__Exercise instructions__.
Please report every line in the entries that contains the string "Послуга".

[Data]

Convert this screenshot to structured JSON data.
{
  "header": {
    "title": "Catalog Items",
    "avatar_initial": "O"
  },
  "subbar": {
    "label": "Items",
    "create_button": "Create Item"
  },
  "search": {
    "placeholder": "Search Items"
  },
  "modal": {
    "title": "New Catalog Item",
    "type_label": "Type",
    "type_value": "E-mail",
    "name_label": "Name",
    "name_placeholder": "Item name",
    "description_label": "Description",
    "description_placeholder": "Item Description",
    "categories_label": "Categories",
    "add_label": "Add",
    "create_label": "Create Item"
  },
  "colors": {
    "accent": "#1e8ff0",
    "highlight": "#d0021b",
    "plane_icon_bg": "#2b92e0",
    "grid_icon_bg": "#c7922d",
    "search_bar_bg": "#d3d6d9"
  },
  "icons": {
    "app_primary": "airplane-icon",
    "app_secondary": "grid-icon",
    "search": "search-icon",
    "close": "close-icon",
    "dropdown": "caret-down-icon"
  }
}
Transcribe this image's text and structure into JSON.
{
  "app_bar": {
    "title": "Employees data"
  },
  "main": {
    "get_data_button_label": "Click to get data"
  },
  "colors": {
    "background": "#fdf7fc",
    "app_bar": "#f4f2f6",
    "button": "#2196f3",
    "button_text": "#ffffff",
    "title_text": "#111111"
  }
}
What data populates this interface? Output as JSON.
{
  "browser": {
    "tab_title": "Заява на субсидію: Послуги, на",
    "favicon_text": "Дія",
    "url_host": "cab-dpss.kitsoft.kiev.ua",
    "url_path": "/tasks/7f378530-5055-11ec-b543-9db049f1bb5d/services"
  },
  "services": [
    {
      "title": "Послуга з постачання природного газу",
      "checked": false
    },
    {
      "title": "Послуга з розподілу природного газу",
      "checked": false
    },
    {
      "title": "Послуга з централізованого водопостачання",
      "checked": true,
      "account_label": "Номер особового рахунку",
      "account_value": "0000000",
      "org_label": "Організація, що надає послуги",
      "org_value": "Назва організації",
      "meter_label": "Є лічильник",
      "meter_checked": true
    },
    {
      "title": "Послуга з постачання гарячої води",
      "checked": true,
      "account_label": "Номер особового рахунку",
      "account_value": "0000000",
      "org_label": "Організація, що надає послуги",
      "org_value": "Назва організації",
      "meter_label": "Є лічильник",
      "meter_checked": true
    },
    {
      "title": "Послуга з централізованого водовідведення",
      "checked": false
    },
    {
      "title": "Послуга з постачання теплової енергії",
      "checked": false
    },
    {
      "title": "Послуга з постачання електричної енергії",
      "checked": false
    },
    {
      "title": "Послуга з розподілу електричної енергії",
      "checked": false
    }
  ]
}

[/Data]

__Answer to the problem__.
      "title": "Послуга з постачання природного газу",
      "title": "Послуга з розподілу природного газу",
      "title": "Послуга з централізованого водопостачання",
      "title": "Послуга з постачання гарячої води",
      "title": "Послуга з централізованого водовідведення",
      "title": "Послуга з постачання теплової енергії",
      "title": "Послуга з постачання електричної енергії",
      "title": "Послуга з розподілу електричної енергії",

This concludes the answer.